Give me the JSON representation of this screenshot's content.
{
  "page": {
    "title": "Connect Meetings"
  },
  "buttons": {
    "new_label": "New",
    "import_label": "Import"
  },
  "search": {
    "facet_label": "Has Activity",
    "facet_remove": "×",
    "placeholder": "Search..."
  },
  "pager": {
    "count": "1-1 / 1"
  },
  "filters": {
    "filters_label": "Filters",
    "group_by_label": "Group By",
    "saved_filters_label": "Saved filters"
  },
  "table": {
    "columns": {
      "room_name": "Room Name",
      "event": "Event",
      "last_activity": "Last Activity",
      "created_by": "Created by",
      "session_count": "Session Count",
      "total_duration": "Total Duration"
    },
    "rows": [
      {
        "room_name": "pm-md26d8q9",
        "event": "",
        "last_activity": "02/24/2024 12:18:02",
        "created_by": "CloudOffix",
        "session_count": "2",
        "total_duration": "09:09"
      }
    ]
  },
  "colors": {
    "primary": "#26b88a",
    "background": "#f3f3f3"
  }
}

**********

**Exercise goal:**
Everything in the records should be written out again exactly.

**Output of the task:**
Give me the JSON representation of this screenshot's content.
{
  "page": {
    "title": "Connect Meetings"
  },
  "buttons": {
    "new_label": "New",
    "import_label": "Import"
  },
  "search": {
    "facet_label": "Has Activity",
    "facet_remove": "×",
    "placeholder": "Search..."
  },
  "pager": {
    "count": "1-1 / 1"
  },
  "filters": {
    "filters_label": "Filters",
    "group_by_label": "Group By",
    "saved_filters_label": "Saved filters"
  },
  "table": {
    "columns": {
      "room_name": "Room Name",
      "event": "Event",
      "last_activity": "Last Activity",
      "created_by": "Created by",
      "session_count": "Session Count",
      "total_duration": "Total Duration"
    },
    "rows": [
      {
        "room_name": "pm-md26d8q9",
        "event": "",
        "last_activity": "02/24/2024 12:18:02",
        "created_by": "CloudOffix",
        "session_count": "2",
        "total_duration": "09:09"
      }
    ]
  },
  "colors": {
    "primary": "#26b88a",
    "background": "#f3f3f3"
  }
}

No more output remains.